 The film starts with a ceremonial immersion into the feminine, a loosing of control, the cameraman engulfed in a kaleidoscope of image-moments as he arrives in NY to film its breathing. Here we are in the eye of the 60's project, Godard and Mcluhan the presiding deities, their messages taken to liminal extremes. Perhaps it is true that this is the most edited film yet made. But The Fall not only shows the cut, the split. It is about rupture. It is a tracking-shot through fissures, a sonar raking tectonic grate. Lensing in on assassination, civil disturbance, police brutality and the director's own subsequent breakdown, it documents division, absence, gulfs. While it removes the artificial separation of realities and fictions, it probes the space between intention/ideal and the manifest outcome of event with ceaseless precision.
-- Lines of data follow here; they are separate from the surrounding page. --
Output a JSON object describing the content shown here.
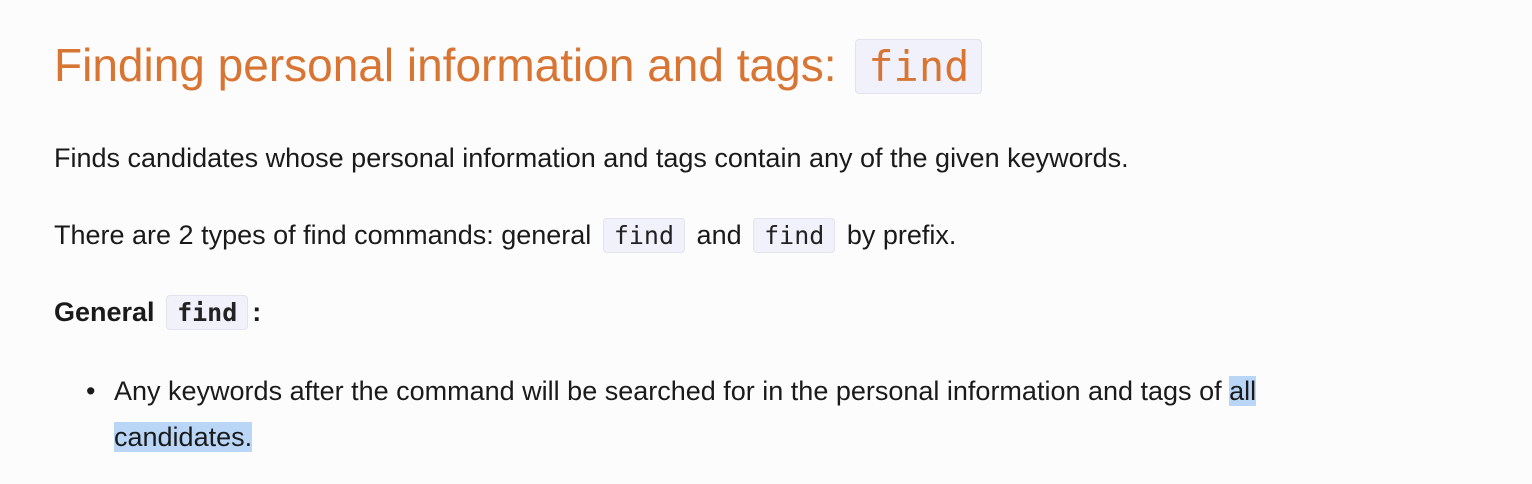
{
  "heading": {
    "text": "Finding personal information and tags:",
    "code": "find"
  },
  "paragraphs": {
    "intro": "Finds candidates whose personal information and tags contain any of the given keywords.",
    "types": {
      "before": "There are 2 types of find commands: general",
      "code1": "find",
      "middle": "and",
      "code2": "find",
      "after": "by prefix."
    },
    "general": {
      "label": "General",
      "code": "find",
      "suffix": ":"
    }
  },
  "list": {
    "bullet": "•",
    "item1": {
      "text": "Any keywords after the command will be searched for in the personal information and tags of",
      "selected_line1": "all",
      "selected_line2": "candidates."
    }
  },
  "colors": {
    "heading": "#d97533",
    "code_background": "#f1f1fb",
    "selection": "#b9d6f7"
  }
}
Whitehead's attempts in the second section at a mastery of the winds around him, an editing into reason of the chaos, are inevitably doomed, and the only course left open to him is the undelineated committment to the flow of things that he explores in the final sequence, the student occupation of Columbia University (which includes the suitably accidental appearance of an activist called Paul Auster) and the ensuing police invasion.
 The belonging inherent in the collective act, where image and word fuse in deed, regardless of the outcome, is the unavoidable (and desired) end-zone of the film's internallogic. In keeping with the explained premise, the pivotal incident of the film, the most 'real' moment, the central distress, is the police violence against the students (and PW himself as he tried to leave the building). This is not shown, except in result, effect, after-image. Whitehead is constructing before us the burning memories of the decade's end. Inevitably, the film-maker, independent but operating from within, now sees the moral authority of the system collapse. This collapse echoes and charges his own. Literally out-lawed, he carries disorder, and is ritually dismembered, a pre-requisite to his journey away from the social into falconry, and its greater connection. In this sense, it is entirely apt that the film's final image is that of Whitehead's face on the editing monitor, pixellating into space and light, a mirror of the atom and the galaxy, a reincorporation into flux and an anticipation of the consciousness of light that is the birth of Horus. The Fall therefore is a spectrum shift across a threshold, a necessary culmination that finds its sequel in an altogether different form, no longer a cinema of projected shadows, more of solar concentration.
Entropy, June 1997